Richter-Levin G, Müller I, Tripathi K, Stork O. Active resilience in response to traumatic stress. In: Chen A, (ed). Stress Resilience: Molecular and Behavioral Aspects. San Diego: Elsevier Inc./Academic Press, 2020: 95-106. Link
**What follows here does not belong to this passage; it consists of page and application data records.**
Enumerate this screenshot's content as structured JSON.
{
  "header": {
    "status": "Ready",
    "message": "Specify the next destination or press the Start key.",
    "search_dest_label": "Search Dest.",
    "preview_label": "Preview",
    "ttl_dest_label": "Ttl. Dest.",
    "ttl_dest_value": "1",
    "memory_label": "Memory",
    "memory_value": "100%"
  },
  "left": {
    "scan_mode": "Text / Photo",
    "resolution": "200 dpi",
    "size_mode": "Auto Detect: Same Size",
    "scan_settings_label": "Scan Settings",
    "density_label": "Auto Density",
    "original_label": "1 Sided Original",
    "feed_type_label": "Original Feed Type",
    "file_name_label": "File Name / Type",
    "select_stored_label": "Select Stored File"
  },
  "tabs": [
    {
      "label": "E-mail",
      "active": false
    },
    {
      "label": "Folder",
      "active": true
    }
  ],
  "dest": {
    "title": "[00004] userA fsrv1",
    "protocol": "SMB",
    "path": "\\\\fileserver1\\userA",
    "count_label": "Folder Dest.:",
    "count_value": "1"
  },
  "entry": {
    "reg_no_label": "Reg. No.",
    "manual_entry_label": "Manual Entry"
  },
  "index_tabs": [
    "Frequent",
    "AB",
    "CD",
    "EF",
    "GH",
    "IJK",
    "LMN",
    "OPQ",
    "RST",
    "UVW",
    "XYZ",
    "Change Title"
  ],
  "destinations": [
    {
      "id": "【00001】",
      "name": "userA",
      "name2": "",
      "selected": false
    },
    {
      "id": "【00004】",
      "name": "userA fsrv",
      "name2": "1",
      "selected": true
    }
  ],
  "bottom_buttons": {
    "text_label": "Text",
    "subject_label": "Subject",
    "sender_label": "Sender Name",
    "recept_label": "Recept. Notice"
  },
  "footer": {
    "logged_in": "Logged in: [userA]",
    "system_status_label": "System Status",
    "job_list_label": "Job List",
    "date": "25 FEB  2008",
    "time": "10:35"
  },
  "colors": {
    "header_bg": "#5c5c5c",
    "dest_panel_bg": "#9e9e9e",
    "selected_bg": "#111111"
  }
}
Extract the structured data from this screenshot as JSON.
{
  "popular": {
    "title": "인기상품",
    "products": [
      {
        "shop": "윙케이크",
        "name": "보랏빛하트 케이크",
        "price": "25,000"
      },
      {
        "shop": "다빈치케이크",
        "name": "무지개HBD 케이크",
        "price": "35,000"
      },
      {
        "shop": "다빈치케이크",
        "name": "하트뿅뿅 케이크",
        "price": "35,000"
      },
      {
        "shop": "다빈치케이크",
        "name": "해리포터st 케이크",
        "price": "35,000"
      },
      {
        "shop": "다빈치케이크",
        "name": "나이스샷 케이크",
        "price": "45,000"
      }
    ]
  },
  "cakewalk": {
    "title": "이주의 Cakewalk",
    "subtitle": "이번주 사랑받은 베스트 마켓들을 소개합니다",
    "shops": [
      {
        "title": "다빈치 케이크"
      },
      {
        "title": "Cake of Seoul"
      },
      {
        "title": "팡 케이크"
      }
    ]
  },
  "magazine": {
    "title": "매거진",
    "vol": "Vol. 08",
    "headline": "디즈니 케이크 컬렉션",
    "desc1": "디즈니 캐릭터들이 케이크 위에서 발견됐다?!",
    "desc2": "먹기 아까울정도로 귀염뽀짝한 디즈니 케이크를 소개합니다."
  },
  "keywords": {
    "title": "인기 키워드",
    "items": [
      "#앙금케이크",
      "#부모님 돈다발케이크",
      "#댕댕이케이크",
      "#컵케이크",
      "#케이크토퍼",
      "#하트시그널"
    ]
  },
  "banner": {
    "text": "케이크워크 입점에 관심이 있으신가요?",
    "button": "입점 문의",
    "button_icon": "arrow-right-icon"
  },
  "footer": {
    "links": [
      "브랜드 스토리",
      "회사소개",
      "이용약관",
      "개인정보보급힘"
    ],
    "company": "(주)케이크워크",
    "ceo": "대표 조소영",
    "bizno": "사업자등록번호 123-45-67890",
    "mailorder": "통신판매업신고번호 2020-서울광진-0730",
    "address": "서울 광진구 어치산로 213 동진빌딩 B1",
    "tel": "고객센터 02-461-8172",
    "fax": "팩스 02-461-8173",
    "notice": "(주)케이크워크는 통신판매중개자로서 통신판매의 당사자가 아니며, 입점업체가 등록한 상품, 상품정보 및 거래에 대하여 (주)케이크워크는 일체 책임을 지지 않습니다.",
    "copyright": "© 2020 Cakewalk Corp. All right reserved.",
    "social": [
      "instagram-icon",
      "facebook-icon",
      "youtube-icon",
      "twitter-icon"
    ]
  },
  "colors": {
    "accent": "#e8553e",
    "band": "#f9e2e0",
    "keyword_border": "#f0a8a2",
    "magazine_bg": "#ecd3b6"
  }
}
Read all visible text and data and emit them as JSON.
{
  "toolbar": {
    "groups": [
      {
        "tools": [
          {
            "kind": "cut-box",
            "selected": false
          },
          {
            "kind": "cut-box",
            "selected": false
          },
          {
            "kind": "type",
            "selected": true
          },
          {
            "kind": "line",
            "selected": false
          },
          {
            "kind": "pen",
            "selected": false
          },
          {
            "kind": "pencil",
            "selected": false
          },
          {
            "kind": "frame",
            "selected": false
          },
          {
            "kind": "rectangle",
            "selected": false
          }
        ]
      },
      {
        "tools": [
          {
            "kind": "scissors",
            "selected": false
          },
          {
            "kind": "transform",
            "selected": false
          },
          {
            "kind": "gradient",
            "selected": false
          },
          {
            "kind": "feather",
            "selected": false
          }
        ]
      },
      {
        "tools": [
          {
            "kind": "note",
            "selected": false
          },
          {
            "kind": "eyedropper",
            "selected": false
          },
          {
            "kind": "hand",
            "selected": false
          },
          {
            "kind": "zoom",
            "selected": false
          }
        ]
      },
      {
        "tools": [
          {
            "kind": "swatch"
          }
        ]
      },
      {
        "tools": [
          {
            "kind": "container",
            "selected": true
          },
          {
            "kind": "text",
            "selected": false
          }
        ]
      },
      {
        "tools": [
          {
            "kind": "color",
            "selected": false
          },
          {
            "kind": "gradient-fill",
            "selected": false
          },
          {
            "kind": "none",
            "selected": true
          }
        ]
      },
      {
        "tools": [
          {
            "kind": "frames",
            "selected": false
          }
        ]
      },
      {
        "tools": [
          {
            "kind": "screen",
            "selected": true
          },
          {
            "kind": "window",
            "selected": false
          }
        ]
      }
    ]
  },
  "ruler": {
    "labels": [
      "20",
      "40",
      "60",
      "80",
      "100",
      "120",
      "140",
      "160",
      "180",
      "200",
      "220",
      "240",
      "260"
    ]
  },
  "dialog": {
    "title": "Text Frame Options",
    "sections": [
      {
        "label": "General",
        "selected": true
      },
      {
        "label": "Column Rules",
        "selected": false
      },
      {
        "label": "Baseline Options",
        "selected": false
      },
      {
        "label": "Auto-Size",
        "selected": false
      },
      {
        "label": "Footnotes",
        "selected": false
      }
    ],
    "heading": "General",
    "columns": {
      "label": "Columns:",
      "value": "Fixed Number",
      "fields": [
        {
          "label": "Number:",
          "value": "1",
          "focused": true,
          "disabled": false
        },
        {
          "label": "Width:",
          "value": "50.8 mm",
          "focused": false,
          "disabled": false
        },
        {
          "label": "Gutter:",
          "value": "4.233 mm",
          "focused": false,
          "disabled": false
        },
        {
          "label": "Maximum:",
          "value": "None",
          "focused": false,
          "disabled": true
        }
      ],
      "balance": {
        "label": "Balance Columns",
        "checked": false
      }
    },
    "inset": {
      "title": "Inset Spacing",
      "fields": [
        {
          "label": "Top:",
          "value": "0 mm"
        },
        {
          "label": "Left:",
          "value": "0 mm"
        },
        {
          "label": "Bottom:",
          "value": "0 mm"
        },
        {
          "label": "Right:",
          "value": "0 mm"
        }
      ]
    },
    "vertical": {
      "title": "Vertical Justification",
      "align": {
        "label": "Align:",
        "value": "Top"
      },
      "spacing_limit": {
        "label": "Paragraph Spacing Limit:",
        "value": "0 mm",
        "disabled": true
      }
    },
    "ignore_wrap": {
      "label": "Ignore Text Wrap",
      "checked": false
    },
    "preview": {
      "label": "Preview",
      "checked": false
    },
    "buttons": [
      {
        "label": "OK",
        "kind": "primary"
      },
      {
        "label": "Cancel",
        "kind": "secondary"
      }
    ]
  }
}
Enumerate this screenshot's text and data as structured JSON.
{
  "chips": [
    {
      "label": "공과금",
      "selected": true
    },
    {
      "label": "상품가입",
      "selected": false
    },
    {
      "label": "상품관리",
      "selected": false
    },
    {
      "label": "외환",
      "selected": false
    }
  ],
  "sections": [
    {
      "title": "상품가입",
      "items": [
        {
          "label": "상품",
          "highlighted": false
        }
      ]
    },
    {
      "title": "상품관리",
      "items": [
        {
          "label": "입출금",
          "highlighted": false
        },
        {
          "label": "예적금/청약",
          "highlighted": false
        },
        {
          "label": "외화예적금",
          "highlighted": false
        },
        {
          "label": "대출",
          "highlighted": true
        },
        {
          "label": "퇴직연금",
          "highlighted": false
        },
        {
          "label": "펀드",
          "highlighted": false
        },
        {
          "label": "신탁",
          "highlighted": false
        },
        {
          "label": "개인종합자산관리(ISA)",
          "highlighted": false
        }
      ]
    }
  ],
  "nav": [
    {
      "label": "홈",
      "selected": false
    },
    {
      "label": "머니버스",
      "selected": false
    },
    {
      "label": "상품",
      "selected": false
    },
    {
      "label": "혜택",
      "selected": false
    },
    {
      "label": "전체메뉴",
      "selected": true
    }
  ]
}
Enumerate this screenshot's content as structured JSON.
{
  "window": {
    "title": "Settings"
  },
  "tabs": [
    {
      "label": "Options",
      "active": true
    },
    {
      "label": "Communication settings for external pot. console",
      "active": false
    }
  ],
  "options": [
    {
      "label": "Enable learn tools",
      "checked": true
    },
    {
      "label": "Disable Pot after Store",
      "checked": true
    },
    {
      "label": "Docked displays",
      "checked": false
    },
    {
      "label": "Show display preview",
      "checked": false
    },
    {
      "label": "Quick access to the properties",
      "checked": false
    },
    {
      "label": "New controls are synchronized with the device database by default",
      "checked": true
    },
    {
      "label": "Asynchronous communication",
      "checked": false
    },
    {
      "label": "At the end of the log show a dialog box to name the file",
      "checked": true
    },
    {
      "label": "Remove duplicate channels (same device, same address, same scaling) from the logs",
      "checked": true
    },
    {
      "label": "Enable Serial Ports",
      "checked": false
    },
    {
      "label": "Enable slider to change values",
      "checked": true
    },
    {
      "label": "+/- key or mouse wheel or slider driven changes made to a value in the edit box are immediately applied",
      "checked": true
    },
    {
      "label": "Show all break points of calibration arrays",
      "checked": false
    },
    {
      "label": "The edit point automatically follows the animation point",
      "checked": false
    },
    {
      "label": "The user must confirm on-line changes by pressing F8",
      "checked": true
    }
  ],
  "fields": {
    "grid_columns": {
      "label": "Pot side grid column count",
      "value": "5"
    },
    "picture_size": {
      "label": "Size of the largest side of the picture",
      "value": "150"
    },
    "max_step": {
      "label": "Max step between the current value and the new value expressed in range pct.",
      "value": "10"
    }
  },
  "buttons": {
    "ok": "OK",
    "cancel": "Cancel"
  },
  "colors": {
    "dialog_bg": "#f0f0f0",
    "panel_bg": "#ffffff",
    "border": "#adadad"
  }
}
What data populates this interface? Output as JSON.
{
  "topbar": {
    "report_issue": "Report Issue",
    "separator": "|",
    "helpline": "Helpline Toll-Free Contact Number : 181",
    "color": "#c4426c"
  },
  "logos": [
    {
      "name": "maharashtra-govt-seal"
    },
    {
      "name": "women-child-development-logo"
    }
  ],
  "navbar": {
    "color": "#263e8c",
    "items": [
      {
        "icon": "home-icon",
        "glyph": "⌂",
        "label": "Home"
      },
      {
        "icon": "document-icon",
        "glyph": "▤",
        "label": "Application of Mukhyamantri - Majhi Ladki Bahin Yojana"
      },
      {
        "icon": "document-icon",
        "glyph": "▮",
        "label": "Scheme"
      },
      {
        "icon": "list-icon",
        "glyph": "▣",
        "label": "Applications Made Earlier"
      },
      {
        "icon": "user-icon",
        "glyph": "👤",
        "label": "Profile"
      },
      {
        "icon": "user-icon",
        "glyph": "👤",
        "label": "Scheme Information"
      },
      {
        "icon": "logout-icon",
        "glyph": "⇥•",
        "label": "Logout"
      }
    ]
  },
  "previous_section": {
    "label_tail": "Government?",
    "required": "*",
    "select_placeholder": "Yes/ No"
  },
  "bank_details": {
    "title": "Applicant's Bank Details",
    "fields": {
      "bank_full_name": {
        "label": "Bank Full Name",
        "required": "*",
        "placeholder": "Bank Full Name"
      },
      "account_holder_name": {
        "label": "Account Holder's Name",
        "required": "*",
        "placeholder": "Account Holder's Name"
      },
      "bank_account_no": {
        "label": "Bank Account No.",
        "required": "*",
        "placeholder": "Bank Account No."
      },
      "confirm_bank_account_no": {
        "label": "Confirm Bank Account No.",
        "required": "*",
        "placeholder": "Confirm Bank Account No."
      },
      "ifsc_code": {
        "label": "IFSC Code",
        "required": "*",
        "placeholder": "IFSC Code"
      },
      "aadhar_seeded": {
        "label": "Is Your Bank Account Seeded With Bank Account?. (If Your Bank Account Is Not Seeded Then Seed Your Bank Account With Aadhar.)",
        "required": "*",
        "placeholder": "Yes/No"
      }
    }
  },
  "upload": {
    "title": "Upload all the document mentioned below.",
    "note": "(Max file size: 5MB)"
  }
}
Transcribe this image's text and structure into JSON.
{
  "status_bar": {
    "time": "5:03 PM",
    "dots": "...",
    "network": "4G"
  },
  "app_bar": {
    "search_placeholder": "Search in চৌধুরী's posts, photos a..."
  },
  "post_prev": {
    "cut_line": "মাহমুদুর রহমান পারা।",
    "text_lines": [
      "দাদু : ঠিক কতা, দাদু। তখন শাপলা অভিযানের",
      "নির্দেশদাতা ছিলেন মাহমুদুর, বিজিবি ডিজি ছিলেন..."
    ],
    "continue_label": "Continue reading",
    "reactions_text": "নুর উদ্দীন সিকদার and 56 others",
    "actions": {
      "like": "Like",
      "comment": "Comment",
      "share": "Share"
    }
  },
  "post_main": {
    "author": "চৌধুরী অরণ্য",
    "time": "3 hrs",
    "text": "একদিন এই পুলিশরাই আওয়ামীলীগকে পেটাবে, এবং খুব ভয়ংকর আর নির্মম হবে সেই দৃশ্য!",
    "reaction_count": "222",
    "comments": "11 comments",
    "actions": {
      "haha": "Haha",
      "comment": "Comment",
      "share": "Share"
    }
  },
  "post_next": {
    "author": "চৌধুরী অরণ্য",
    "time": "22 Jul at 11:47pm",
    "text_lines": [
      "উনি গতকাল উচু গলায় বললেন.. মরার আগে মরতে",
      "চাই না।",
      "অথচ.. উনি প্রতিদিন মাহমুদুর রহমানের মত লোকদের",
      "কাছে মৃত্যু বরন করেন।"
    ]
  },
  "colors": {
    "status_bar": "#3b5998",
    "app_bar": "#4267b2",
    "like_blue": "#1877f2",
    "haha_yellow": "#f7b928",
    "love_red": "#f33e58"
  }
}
The mechanisms behind individual variability which leads only some individuals to develop stress-related psychopathologies is one of the key questions in stress research today. Here we explore the contribution of one target molecule, the GABA synthetic enzyme glutamic acid decarboxylase (GAD)65, to mechanisms of vulnerability and resilience. GAD65 is critically involved in the activity-dependent regulation of GABAergic inhibition in the central nervous system. It is also required for the maturation of the GABAergic system during adolescence, a phase that is critical for the development of several neuropsychiatric diseases. Mice bearing null mutation of the GAD65 gene develop hyperexcitability of the amygdala and hippocampus, and a phenotype of increased anxiety and pathological fear memory reminiscent of post-traumatic stress disorder. However, GAD65 haplodeficiency, which results in delayed postnatal increase of GABA levels, provides resilience to juvenile-stress induced anxiety to GAD65(+/-) mice.
Results obtained so far clearly indicate that GAD65 functioning is relevant to both stress vulnerability and stress resilience. The variable results regarding stress-related alterations in the expression of GAD65, together with the differences between effects of homozygous GAD65(-/-) knockout and GAD65 haplodeficiency, suggest that the role of GAD65 in stress vulnerability and resilience may differ in different brain regions and between different developmental stages. More temporal- and spatial- specific manipulations of expression are required in order to more accurately describe the role played by this enzyme in coping with stress.
Gad65 is brought here only as an example. Similar caution is required when examining the role of other target molecules in individual difference related to stress vulnerability and stress resilience.